▶ _AIM OF THE TASK_:
When you copy the records, keep every word exact and leave the pictures out.

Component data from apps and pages
* * * * * * *
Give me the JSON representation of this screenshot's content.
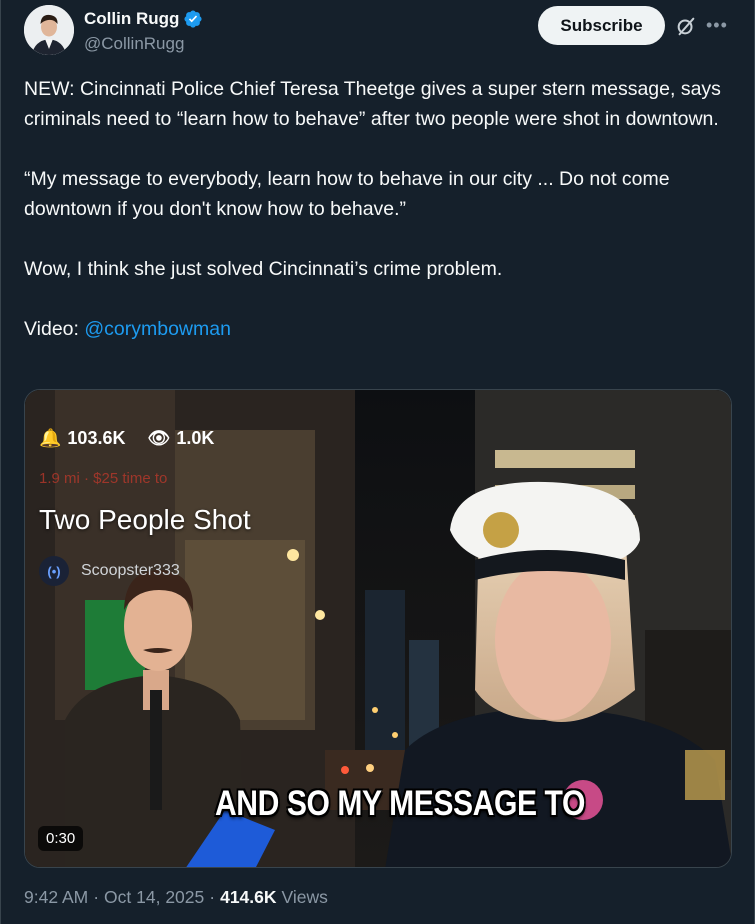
{
  "author": {
    "display_name": "Collin Rugg",
    "handle": "@CollinRugg",
    "verified": true
  },
  "header": {
    "subscribe_label": "Subscribe",
    "grok_icon": "grok-icon",
    "more_icon": "more-icon"
  },
  "tweet": {
    "paragraph1": "NEW: Cincinnati Police Chief Teresa Theetge gives a super stern message, says criminals need to “learn how to behave” after two people were shot in downtown.",
    "paragraph2": "“My message to everybody, learn how to behave in our city ... Do not come downtown if you don't know how to behave.”",
    "paragraph3": "Wow, I think she just solved Cincinnati’s crime problem.",
    "video_prefix": "Video: ",
    "video_mention": "@corymbowman"
  },
  "media": {
    "likes": "103.6K",
    "views_overlay": "1.0K",
    "faint_line": "1.9 mi · $25 time to",
    "title": "Two People Shot",
    "source_name": "Scoopster333",
    "caption": "AND SO MY MESSAGE TO",
    "duration": "0:30"
  },
  "meta": {
    "time": "9:42 AM",
    "date": "Oct 14, 2025",
    "views": "414.6K",
    "views_label": "Views"
  },
  "colors": {
    "background": "#15202b",
    "text": "#f7f9f9",
    "secondary": "#8b98a5",
    "accent": "#1d9bf0",
    "verified": "#1d9bf0"
  }
}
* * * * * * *
▶ _ANSWER SECTION_:
Give me the JSON representation of this screenshot's content.
{
  "author": {
    "display_name": "Collin Rugg",
    "handle": "@CollinRugg",
    "verified": true
  },
  "header": {
    "subscribe_label": "Subscribe",
    "grok_icon": "grok-icon",
    "more_icon": "more-icon"
  },
  "tweet": {
    "paragraph1": "NEW: Cincinnati Police Chief Teresa Theetge gives a super stern message, says criminals need to “learn how to behave” after two people were shot in downtown.",
    "paragraph2": "“My message to everybody, learn how to behave in our city ... Do not come downtown if you don't know how to behave.”",
    "paragraph3": "Wow, I think she just solved Cincinnati’s crime problem.",
    "video_prefix": "Video: ",
    "video_mention": "@corymbowman"
  },
  "media": {
    "likes": "103.6K",
    "views_overlay": "1.0K",
    "faint_line": "1.9 mi · $25 time to",
    "title": "Two People Shot",
    "source_name": "Scoopster333",
    "caption": "AND SO MY MESSAGE TO",
    "duration": "0:30"
  },
  "meta": {
    "time": "9:42 AM",
    "date": "Oct 14, 2025",
    "views": "414.6K",
    "views_label": "Views"
  },
  "colors": {
    "background": "#15202b",
    "text": "#f7f9f9",
    "secondary": "#8b98a5",
    "accent": "#1d9bf0",
    "verified": "#1d9bf0"
  }
}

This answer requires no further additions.